§ **Component data from apps and pages**
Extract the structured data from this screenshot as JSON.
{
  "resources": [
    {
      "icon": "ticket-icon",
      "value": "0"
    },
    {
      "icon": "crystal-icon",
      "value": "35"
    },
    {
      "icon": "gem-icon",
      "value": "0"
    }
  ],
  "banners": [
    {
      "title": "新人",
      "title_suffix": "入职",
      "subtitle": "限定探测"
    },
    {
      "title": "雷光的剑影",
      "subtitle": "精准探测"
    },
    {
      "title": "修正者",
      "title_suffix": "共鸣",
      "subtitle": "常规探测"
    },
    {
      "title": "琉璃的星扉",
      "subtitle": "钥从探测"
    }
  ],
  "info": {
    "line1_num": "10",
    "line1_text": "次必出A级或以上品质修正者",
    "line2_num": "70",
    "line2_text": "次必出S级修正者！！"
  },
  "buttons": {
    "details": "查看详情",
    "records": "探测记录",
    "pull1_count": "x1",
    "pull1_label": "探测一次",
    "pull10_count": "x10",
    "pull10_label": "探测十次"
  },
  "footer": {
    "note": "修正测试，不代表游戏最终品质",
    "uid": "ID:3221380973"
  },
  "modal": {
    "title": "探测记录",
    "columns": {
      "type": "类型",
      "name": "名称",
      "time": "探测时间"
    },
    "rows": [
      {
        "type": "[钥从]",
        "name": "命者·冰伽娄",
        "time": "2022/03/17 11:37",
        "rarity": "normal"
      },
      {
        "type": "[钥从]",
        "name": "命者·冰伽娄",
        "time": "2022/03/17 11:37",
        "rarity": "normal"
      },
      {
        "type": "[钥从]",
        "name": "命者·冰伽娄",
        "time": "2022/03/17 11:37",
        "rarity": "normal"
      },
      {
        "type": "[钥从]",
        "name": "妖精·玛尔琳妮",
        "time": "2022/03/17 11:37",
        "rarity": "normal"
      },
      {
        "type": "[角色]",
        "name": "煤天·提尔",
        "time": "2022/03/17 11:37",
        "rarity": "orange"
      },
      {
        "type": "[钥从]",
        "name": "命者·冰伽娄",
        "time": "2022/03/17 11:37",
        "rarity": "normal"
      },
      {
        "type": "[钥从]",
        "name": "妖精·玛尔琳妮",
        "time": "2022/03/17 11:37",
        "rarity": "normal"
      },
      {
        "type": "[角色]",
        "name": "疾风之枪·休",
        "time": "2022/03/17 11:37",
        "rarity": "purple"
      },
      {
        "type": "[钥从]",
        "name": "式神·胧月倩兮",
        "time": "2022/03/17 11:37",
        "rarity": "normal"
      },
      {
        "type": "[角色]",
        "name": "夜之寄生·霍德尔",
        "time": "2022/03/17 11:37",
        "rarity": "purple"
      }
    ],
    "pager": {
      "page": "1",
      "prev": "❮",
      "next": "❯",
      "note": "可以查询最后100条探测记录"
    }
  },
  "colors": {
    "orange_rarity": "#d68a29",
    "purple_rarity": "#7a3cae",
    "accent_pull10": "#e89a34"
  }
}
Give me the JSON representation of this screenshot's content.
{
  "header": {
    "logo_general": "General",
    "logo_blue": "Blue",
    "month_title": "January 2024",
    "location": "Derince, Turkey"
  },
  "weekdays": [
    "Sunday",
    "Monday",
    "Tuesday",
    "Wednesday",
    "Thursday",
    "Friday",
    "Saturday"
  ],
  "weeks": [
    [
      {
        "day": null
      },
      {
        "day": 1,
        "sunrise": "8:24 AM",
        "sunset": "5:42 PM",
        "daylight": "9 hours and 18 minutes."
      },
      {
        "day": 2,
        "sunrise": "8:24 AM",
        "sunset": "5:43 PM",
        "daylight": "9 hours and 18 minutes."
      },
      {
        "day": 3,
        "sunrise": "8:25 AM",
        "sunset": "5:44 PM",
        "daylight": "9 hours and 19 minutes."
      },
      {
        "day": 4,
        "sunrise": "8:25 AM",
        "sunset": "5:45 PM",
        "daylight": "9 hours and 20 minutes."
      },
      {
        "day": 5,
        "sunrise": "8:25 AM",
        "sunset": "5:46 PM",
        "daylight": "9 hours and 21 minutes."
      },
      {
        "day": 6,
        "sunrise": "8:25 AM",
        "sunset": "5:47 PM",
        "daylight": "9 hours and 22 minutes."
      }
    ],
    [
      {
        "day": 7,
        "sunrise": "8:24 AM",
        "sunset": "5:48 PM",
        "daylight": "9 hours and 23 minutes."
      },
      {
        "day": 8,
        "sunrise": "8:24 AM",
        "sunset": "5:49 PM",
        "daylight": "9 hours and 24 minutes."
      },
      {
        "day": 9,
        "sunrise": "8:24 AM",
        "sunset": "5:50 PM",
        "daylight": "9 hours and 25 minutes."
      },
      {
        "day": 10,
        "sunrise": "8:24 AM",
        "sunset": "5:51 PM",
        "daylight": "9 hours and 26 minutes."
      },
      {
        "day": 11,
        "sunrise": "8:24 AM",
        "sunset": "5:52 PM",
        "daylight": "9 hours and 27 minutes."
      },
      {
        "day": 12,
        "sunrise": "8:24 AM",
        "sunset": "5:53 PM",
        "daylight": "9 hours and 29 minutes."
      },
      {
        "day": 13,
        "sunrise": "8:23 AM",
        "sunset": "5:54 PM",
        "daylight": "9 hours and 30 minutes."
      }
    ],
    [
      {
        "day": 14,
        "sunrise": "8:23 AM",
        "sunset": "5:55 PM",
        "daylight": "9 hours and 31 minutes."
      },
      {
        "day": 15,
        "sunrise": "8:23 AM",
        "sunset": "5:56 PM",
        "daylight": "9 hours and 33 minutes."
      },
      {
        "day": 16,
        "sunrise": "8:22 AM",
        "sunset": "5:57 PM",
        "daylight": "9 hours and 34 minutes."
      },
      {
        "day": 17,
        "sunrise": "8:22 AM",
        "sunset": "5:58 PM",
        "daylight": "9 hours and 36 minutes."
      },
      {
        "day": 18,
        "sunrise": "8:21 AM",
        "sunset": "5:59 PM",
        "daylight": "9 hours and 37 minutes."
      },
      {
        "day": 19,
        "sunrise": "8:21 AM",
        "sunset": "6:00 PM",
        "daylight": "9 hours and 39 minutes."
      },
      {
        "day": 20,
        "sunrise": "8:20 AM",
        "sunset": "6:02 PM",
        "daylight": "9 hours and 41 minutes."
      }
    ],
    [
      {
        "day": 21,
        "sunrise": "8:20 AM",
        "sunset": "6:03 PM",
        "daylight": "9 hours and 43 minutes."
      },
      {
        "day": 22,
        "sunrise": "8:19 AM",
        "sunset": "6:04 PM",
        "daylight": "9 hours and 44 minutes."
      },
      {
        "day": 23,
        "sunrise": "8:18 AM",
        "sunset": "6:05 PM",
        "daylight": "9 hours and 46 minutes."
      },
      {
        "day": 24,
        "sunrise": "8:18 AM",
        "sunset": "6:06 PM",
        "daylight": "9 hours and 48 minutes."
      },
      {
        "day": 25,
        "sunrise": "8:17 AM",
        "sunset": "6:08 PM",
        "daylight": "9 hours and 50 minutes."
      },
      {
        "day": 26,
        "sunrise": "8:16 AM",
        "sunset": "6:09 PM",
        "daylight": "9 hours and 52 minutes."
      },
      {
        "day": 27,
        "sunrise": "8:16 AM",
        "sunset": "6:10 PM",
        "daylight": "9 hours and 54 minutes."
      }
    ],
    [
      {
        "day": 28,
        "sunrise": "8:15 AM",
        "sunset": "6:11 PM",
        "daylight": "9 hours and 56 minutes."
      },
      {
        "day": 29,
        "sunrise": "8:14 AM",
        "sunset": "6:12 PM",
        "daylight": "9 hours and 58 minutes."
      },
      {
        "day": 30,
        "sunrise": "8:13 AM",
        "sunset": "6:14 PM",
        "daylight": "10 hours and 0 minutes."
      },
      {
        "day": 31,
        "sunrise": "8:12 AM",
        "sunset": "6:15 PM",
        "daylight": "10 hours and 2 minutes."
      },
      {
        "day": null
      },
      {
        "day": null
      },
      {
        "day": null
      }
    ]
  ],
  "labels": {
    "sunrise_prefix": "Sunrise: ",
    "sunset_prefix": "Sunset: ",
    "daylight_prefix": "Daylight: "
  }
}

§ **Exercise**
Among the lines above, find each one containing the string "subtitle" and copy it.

§ **Task answer**
      "subtitle": "限定探测"
      "subtitle": "精准探测"
      "subtitle": "常规探测"
      "subtitle": "钥从探测"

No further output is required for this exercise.